Germany has indicated it will not take part in any military strike on Syria, as France and the UK signal readiness to join a US-led intervention.
Philipp Missfelder, the foreign affairs spokesman for German Chancellor Angela Merkel’s CDU party, said in the Leipziger Volkszeitung daily on Tuesday (27 August) that: “The [German] army has, through its current international operations, already reached the breaking point.”
He added that a Western strike could create a “spiral of escalating violence” by drawing Iran and the Lebanese militant group, Hezbollah, deeper into the conflict.
He also said military action without a UN mandate is “hard to imagine.”
Despite Missfelder’s statement, Merkel in recent days joined British and French leaders in giving credence to reports the Syrian regime has used chemical weapons to kill hundreds of people on the outskirts of Damascus.

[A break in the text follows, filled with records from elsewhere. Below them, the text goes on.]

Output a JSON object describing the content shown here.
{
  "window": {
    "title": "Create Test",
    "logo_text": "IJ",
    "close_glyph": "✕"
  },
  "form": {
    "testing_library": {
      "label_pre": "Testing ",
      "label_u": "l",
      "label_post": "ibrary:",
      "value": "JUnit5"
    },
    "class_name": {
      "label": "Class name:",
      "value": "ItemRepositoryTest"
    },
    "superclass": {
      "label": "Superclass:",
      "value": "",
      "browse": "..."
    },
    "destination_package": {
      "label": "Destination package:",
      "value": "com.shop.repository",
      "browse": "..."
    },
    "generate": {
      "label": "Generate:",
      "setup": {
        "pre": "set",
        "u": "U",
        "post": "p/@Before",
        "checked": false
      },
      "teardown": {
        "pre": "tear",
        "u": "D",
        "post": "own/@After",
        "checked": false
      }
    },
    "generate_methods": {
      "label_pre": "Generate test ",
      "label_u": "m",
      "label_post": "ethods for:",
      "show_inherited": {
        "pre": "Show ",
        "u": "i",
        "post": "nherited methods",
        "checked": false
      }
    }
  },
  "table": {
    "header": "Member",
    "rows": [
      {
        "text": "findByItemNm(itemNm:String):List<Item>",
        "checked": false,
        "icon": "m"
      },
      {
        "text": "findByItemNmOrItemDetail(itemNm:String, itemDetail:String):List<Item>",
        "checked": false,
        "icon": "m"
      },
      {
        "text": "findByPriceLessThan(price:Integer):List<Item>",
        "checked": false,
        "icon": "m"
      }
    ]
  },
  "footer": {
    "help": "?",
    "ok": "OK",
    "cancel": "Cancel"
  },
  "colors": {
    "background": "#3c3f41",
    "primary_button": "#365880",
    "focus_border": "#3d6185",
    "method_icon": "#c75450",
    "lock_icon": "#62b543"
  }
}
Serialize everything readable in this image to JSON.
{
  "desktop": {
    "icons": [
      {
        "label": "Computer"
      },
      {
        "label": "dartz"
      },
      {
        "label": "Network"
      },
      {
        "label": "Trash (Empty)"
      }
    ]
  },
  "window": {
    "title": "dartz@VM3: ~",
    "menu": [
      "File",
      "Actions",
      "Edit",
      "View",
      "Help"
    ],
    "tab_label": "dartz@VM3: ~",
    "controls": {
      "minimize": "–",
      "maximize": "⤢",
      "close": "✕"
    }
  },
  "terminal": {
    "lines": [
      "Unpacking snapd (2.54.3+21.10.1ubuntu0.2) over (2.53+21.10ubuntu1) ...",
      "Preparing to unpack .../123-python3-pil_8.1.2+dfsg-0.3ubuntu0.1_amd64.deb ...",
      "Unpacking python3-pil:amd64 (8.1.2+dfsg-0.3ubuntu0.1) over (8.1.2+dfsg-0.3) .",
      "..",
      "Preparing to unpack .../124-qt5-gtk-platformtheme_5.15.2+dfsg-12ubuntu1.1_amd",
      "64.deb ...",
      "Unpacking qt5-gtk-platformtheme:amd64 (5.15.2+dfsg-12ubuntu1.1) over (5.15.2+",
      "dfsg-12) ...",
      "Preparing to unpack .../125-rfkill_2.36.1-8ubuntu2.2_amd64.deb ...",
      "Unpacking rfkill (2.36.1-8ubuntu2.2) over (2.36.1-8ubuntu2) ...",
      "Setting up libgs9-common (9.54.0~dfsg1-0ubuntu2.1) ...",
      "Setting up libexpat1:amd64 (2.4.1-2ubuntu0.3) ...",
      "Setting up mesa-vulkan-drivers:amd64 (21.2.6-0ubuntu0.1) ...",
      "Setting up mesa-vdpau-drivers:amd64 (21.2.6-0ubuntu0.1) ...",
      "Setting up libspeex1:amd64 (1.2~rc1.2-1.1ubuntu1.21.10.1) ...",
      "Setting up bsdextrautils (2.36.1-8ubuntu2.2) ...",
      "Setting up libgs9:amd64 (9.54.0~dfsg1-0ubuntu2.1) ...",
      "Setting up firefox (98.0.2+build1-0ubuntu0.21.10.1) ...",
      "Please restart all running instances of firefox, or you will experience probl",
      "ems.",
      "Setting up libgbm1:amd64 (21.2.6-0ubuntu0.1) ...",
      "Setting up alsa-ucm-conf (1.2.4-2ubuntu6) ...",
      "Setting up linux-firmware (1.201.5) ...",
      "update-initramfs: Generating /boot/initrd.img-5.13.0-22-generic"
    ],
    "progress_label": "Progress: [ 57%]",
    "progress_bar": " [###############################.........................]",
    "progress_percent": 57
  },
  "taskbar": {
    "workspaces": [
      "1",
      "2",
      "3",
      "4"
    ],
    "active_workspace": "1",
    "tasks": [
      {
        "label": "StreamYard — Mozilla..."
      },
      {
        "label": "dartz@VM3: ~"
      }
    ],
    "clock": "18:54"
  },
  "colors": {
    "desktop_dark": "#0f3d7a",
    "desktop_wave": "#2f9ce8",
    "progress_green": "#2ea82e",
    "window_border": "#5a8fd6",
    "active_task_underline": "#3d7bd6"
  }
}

A statement by British Prime Minister David Cameron’s office noted that Cameron and Merkel spoke by phone on Sunday.
“They agreed that this was a very grave incident and that there was little doubt that it had been carried out by the regime,” it said.
“They agreed that such an attack demanded a firm response from the international community,” it added.
France on Monday also used strong words.
“The only option that I am ruling out is to do nothing,” French foreign minister Laurent Fabius said on Europe 1 radio.
The toughest language came from Washington on Monday evening, however.
US secretary of state John Kerry told media in the US capital: “The indiscriminate slaughter of civilians, the killing of women and children and innocent bystanders, by chemical weapons is a moral obscenity.”
He added: “There must be accountability for those who would use the world’s most heinous weapons against the world’s most vulnerable people.”
The US also cancelled a meeting with Russia, due in The Hague on Wednesday, designed to re-launch peace talks between Syrian rebels and Syrian authorities.
If the US and some EU countries do strike Syria’s chemical weapons depots, elite brigades or air force, the move risks further alienating Moscow.
Cameron’s office said he also spoke with Russian President Vladimir Putin on Monday, but “the Russian President said Moscow had no evidence as to whether such an attack had taken place or who was responsible.”
Russian foreign minister Sergei Lavrov on Monday spelled out his country’s point of view.
“We are especially concerned to hear talk coming from London and Paris suggesting that Nato could take the lead in bombing in Syria without Security Council approval. This is a very slippery slope,” he told Russian press.
“Any military action without [UN] Security Council approval would be a crude violation of international law,” he noted.
Asked what Russia would do if a Nato-linked coalition does strike its Middle East ally, Lavrov added that Moscow is “not planning to go to war with anyone,” however.
A UN chemical weapons inspection team arrived on the site of the alleged attack on Monday, with any Western action unlikely to come before it files its report.
A former French airforce chief, Jean Rannou, told EUobserver in a previous interview a military strike would most likely be launched from the UK’s military base in Cyprus.
He noted there is a risk that Syria’s Russian-made SA-17 missiles could shoot down a handful of Nato planes.
But he added: “I don’t see any purely military problems. Syria has no defence against Western systems.”
Some defence analysts have also voiced concerns about asymmetric threats.
EU countries have troops in UN peacekeeping missions in Lebanon and Syria, which could become targets.
Rainer Wendt, the head of Germany’s police trade union, also told press on Monday that Syria could react with terrorist attacks in EU countries, including Germany, whether or not it takes part in an assault.